Contemporary Art? Large scale installations? Comestible sculptural materials?
If any of these words pique your interest, then hop the metro to Barberini and take a look at the wonderful and bizarre works of Swiss artist, Urs Fischer, showing at Rome’s Gagosian Gallery.
It’s a tiny exhibition space, just three rooms inside a former bank from the 1920s, but its display-case size makes this art gallery a perfect intermission from Rome’s bustling center. The handful of Fischer pieces (on display for just over a month) confront expectations, posing modern art’s favorite question since Duchamp signed a urinal in 1917: what is art anyway?
In his “Problem” series, Fischer presents the viewer with what would be classic portrait shots except that the faces of his subjects are completely obscured by the silk-screened image of an enormous egg.
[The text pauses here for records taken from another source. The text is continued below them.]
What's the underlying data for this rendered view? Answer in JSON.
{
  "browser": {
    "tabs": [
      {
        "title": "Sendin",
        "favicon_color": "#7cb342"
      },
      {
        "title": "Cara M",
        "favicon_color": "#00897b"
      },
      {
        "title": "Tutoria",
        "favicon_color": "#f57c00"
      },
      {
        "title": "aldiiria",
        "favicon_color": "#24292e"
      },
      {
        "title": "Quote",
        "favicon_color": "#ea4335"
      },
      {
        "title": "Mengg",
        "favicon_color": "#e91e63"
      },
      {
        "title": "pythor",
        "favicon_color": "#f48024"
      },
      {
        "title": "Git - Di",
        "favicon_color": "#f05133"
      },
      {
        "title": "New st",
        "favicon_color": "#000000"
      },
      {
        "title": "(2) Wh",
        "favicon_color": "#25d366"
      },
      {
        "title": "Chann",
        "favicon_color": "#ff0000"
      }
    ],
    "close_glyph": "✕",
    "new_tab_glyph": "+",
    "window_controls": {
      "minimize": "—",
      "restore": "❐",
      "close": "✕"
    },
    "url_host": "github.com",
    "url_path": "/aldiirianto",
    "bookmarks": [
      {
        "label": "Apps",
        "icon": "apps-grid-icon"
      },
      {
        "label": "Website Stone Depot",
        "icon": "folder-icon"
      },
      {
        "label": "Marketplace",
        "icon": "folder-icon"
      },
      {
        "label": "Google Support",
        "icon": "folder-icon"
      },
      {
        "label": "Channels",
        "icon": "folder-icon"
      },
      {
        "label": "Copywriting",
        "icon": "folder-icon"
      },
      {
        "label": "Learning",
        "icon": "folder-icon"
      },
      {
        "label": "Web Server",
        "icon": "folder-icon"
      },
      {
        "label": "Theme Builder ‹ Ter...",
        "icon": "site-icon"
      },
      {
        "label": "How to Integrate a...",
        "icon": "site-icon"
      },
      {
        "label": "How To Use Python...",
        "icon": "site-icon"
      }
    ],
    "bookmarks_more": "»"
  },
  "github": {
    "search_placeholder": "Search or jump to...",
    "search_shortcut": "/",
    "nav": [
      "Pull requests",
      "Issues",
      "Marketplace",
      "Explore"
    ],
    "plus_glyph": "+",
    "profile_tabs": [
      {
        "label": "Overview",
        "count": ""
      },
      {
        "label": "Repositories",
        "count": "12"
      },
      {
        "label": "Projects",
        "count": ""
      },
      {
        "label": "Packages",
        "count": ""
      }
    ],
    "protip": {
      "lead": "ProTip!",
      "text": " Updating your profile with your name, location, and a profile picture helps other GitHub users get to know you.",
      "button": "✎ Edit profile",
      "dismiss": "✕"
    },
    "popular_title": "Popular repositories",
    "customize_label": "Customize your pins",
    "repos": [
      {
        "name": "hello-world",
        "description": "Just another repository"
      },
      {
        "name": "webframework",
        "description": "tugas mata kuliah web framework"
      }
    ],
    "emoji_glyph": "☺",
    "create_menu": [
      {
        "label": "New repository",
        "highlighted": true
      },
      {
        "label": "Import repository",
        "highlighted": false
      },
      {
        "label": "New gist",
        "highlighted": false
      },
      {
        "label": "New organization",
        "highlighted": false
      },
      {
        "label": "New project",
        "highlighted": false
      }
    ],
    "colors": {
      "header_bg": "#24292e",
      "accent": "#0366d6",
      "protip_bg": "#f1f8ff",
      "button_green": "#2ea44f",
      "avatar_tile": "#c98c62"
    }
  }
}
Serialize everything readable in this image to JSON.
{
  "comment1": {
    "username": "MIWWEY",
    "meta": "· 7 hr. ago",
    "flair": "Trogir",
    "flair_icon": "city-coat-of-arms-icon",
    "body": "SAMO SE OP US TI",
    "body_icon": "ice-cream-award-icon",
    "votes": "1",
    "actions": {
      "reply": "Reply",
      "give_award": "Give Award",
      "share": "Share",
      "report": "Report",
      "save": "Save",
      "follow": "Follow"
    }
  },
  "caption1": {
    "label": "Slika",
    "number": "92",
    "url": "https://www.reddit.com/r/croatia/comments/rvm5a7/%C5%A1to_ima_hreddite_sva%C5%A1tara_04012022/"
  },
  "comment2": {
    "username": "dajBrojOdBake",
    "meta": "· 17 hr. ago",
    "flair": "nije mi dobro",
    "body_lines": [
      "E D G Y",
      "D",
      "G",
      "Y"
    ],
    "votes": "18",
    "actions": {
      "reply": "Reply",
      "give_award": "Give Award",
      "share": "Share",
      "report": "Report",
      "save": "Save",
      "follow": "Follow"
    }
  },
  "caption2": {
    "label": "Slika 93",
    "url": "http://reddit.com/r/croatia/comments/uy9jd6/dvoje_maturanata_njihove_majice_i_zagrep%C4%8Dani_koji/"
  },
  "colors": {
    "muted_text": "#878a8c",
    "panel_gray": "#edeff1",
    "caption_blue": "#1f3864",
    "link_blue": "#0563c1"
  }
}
An egg? Yes, why not? Eggs, either split in half or whole, frustratingly block each face, heightening your interest more than if you could see them. It’s art that withholds instead of reveals and makes your own curiosity part of what is on display, perhaps revealing more about who you are than who is in the painting.
It’s true you would never look at an egg this closely if it weren’t overlaid on the ever-fascinating human face. But then you might ask, why does anyone need to look at an egg this closely? As you try to work it out you get the feeling that somewhere Fischer is laughing at the joke he’s played on you…or is that just my own paranoid interpretation?
In the descriptively titled Horse/Bed, Fischer digitally combined 3D scans of a taxidermied workhorse and a hospital bed to construct a life-size aluminum horse/bed combo. At last, the moment we’ve all been waiting for. As odd as it seems, I admit I became a little transfixed with the thing. It’s everything weird and wonderful.
The bed appears to be both piercing the horses sides, wrapping around him in the cage of pain a hospital bed can represent but also growing on the animal naturally, like barnacle — a silver dream-horse which could carry a patient to new lengths of the imagination while their physical body is confined to illness or injury.
The only other thing in the room is a tiny vase of colorful flowers… naturally. Whether they are related to flowers left in a hospital or there to provide a contrast in scale or materials (the hard aluminium, the impermanent petals…right? maybe?), the effect brings you back to the reality of trying to analyze Fischer’s work: just as you think you have it, it’s gone.
September 18 to October 26
Open: Tuesday to Saturday 10:30 am to 7pm
Via Francesco Crispi 16
Free admission (it’s FREE people, go!)